U.S. airlines had a healthy third quarter, with a 21.5% increase over last year’s earnings from the same time period according to third-quarter airline financial data released today by the Bureau of Transportation Statistics.
More significantly, it’s the 26th consecutive quarter that airlines have posted an after-tax profit and the 34th consecutive quarter of pre-tax profit, meaning they’ve been making money since at least 2013.
Those profits are mostly due to the golden combination of cheap fuel and a strong economy, according to aviation expert Seth Kaplan. “They have the right conditions on both fronts,” Kaplan said. “It’s just a pretty good time to be a U.S. airline.”
Though the new numbers show that airlines pulled in slightly less this quarter than the previous quarter, that’s likely just due to seasonal changes—airlines have still earned significantly higher profits so far in 2019 than last year: $11.7 billion for the first nine months of 2019, compared to $8.8 billion in 2018.
Airlines for America, a national trade association and lobbying group, agreed with Kaplan’s interpretation. “A strong domestic economy and 10% lower fuel expenses helped U.S. airlines overcome weakness in international markets to boost earnings in the September quarter compared to the year-ago period,” said John Heimlich, the company’s vp and chief economist.

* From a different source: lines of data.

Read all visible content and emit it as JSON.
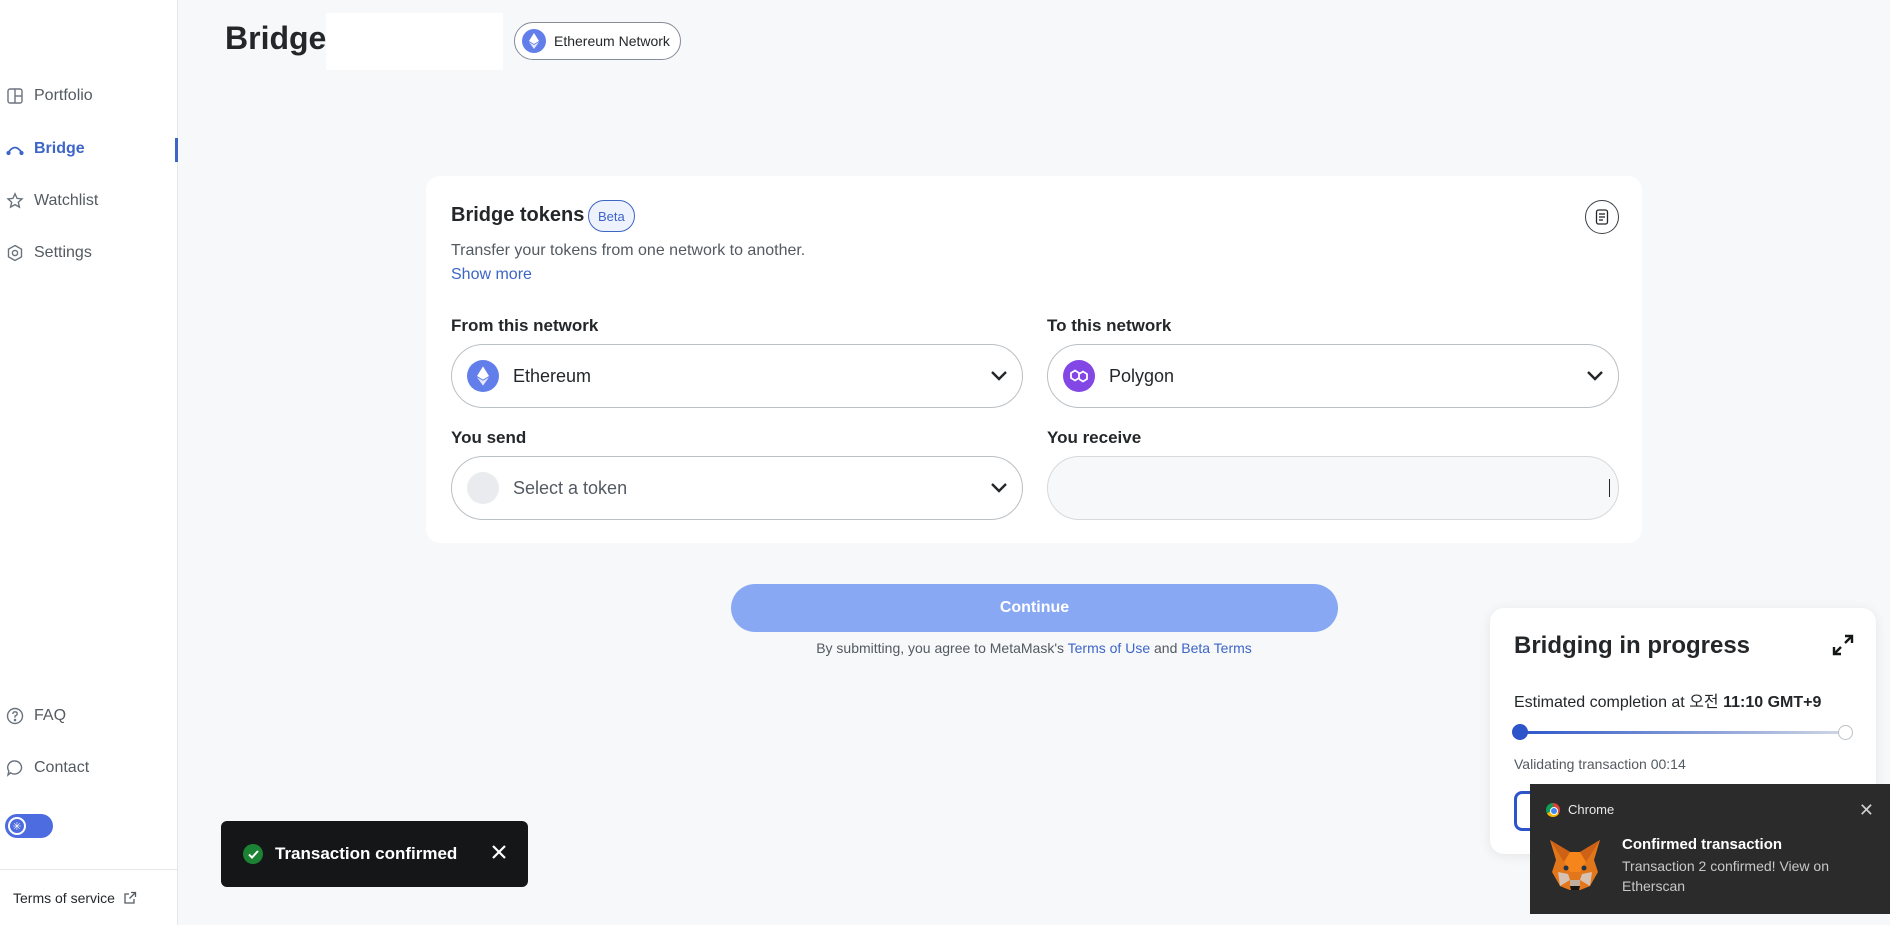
{
  "sidebar": {
    "items": [
      {
        "label": "Portfolio",
        "icon": "portfolio-icon"
      },
      {
        "label": "Bridge",
        "icon": "bridge-icon",
        "active": true
      },
      {
        "label": "Watchlist",
        "icon": "star-icon"
      },
      {
        "label": "Settings",
        "icon": "gear-icon"
      }
    ],
    "bottom_items": [
      {
        "label": "FAQ",
        "icon": "help-icon"
      },
      {
        "label": "Contact",
        "icon": "chat-icon"
      }
    ],
    "terms": "Terms of service"
  },
  "header": {
    "title": "Bridge",
    "network": "Ethereum Network"
  },
  "card": {
    "title": "Bridge tokens",
    "badge": "Beta",
    "description": "Transfer your tokens from one network to another.",
    "show_more": "Show more",
    "from_label": "From this network",
    "from_value": "Ethereum",
    "to_label": "To this network",
    "to_value": "Polygon",
    "send_label": "You send",
    "send_placeholder": "Select a token",
    "receive_label": "You receive"
  },
  "footer": {
    "continue": "Continue",
    "agree_prefix": "By submitting, you agree to MetaMask's",
    "terms_of_use": "Terms of Use",
    "and": "and",
    "beta_terms": "Beta Terms"
  },
  "bridging": {
    "title": "Bridging in progress",
    "estimate_prefix": "Estimated completion at 오전",
    "estimate_time": "11:10 GMT+9",
    "status": "Validating transaction 00:14",
    "progress": 0.0
  },
  "toast": {
    "message": "Transaction confirmed"
  },
  "notification": {
    "app": "Chrome",
    "title": "Confirmed transaction",
    "body": "Transaction 2 confirmed! View on Etherscan"
  },
  "colors": {
    "accent": "#3d65c7",
    "continue_disabled": "#89a8f3",
    "ethereum": "#627eea",
    "polygon": "#8247e5",
    "toast_bg": "#141618",
    "success": "#1c8234"
  }
}
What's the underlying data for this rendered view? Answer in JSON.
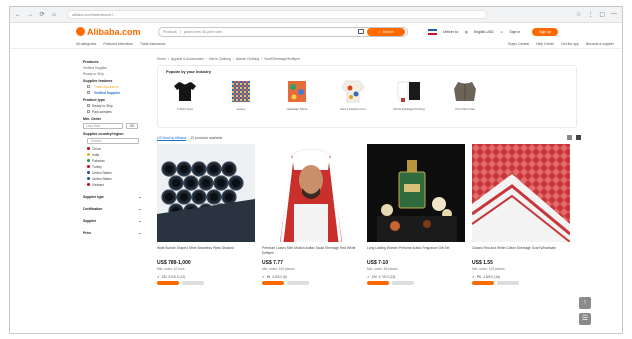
{
  "browser": {
    "url": "alibaba.com/trade/search?...",
    "nav": [
      "←",
      "→",
      "⟳",
      "⌂"
    ],
    "right_icons": [
      "☆",
      "⋮",
      "▢",
      "—"
    ]
  },
  "header": {
    "logo_text": "Alibaba.com",
    "search_category": "Products",
    "search_placeholder": "jacket men 3D-print shirt",
    "search_button": "Search",
    "deliver_to": "Deliver to:",
    "language": "English-USD",
    "signin": "Sign in",
    "signup": "Sign up"
  },
  "subnav": {
    "left": [
      "All categories",
      "Featured selections",
      "Trade Assurance"
    ],
    "right": [
      "Buyer Central",
      "Help Center",
      "Get the app",
      "Become a supplier"
    ]
  },
  "sidebar": {
    "title": "Products",
    "lines": [
      "Verified Supplier",
      "Ready to Ship"
    ],
    "supplier_title": "Supplier features",
    "supplier_opts": [
      {
        "label": "Trade Assurance",
        "color": "#f5a623"
      },
      {
        "label": "Verified Supplier",
        "color": "#1f6fd1"
      }
    ],
    "product_title": "Product type",
    "product_opts": [
      "Ready to Ship",
      "Paid samples"
    ],
    "minorder_title": "Min. Order",
    "minorder_placeholder": "Less than",
    "minorder_ok": "OK",
    "country_title": "Supplier country/region",
    "country_search": "Search",
    "countries": [
      {
        "label": "China",
        "color": "#d0021b"
      },
      {
        "label": "India",
        "color": "#f5a623"
      },
      {
        "label": "Pakistan",
        "color": "#2e8b57"
      },
      {
        "label": "Turkey",
        "color": "#d0021b"
      },
      {
        "label": "United States",
        "color": "#1f4fa8"
      },
      {
        "label": "United States",
        "color": "#1f4fa8"
      },
      {
        "label": "Vietnam",
        "color": "#d0021b"
      }
    ],
    "collapsed": [
      "Supplier type",
      "Certification",
      "Supplier",
      "Price"
    ]
  },
  "main": {
    "breadcrumbs": [
      "Home",
      "Apparel & Accessories",
      "Men's Clothing",
      "Islamic Clothing",
      "Scarf/Shemagh/Keffiyeh"
    ],
    "popular_title": "Popular by your industry",
    "popular": [
      {
        "label": "T-Shirt Tops",
        "icon": "tshirt"
      },
      {
        "label": "Jersey",
        "icon": "jersey"
      },
      {
        "label": "Hawaiian Shirts",
        "icon": "hawaiian"
      },
      {
        "label": "Men's Fashion Knit",
        "icon": "knit"
      },
      {
        "label": "Shirts Package Printing",
        "icon": "set"
      },
      {
        "label": "Print Shirt Flat",
        "icon": "jacket"
      }
    ],
    "results_link": "US Deal by Alibaba",
    "results_text": "· 10 products available",
    "cards": [
      {
        "title": "Wide Bundle Shaped Steel Seamless Pipes Stocked",
        "price": "US$ 789-1,000",
        "moq": "Min. order: 10 tons",
        "supplier": "CN",
        "rate": "5.0/5.0 (12)",
        "image": "pipes"
      },
      {
        "title": "Premium Luxury Men Muslim Arabic Saudi Shemagh Red White Keffiyeh",
        "price": "US$ 7.77",
        "moq": "Min. order: 100 pieces",
        "supplier": "IN",
        "rate": "4.9/5.0 (8)",
        "image": "man"
      },
      {
        "title": "Long Lasting Women Perfume Arabic Fragrance Gift Set",
        "price": "US$ 7-10",
        "moq": "Min. order: 48 pieces",
        "supplier": "CN",
        "rate": "4.7/5.0 (23)",
        "image": "perfume"
      },
      {
        "title": "Classic Red and White Cotton Shemagh Scarf Wholesale",
        "price": "US$ 1.55",
        "moq": "Min. order: 120 pieces",
        "supplier": "PK",
        "rate": "4.8/5.0 (16)",
        "image": "scarf"
      }
    ]
  },
  "floating": [
    "↑",
    "☰"
  ]
}
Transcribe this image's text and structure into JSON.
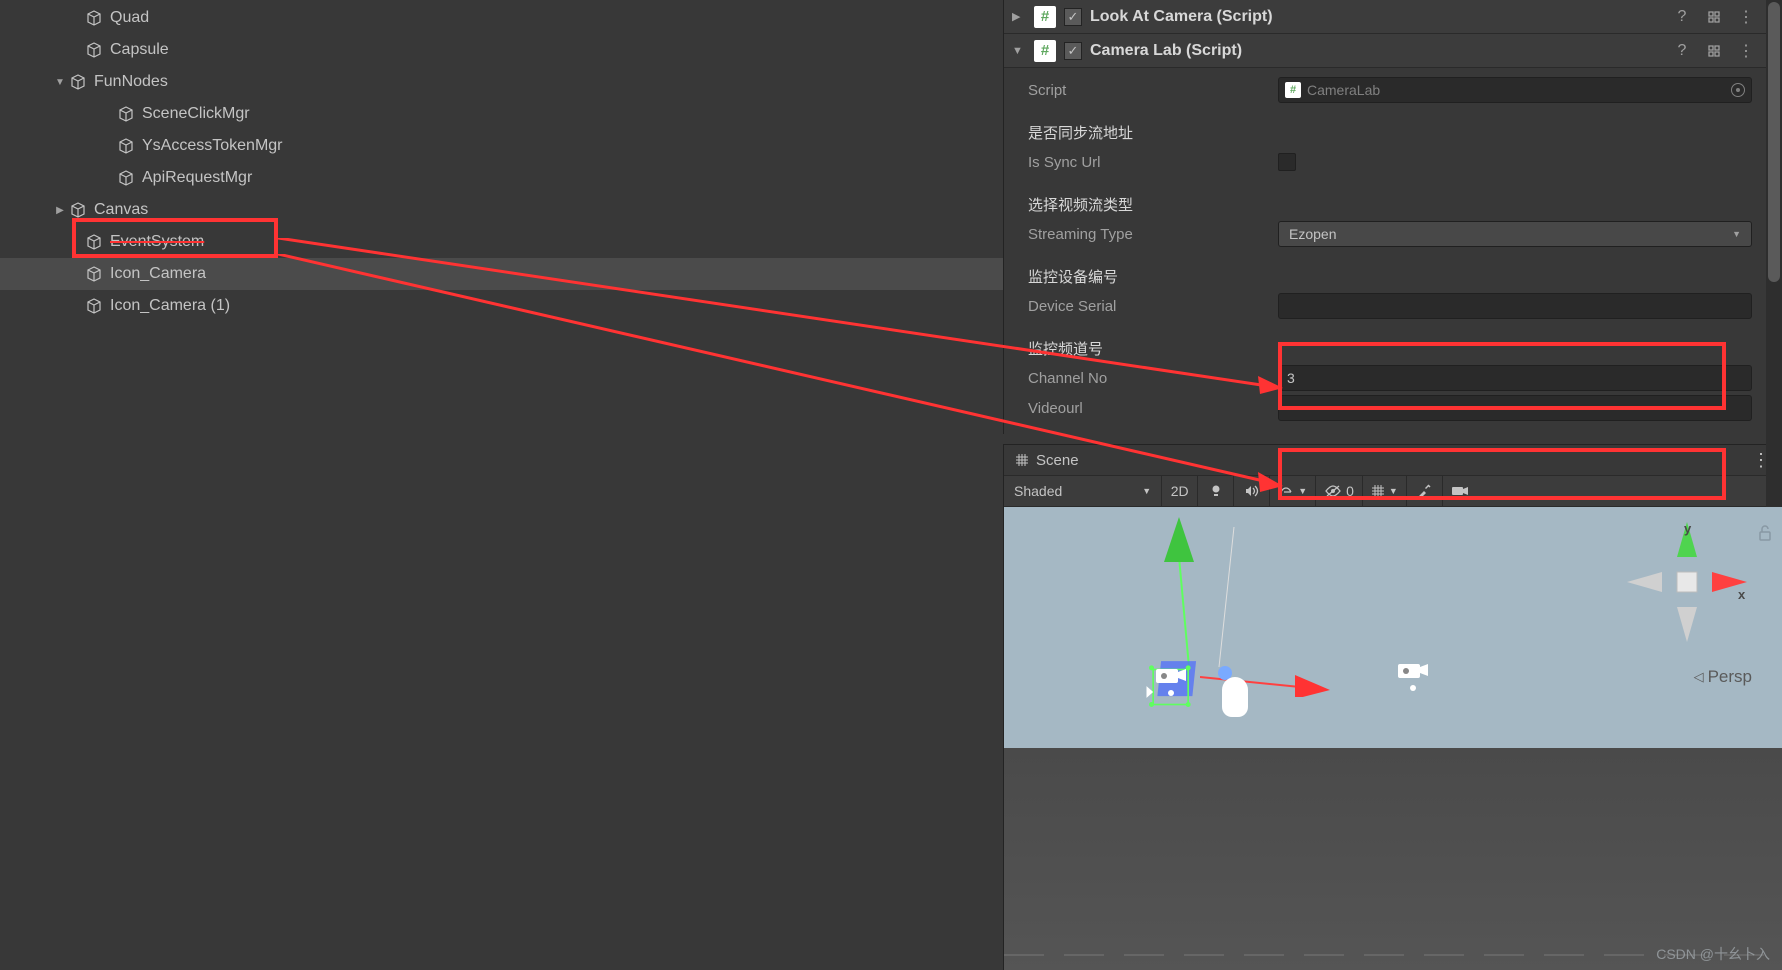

While airlines haven’t exactly been scandal-free over the past few years, the net effect of negative press hasn’t had any measurable effect on profit, said Kaplan. Grounded Boeing planes might mean fewer seats in the sky for some airlines, but that can both drive up prices and offer unaffected airlines the opportunity to pick up new customers and increase capacity.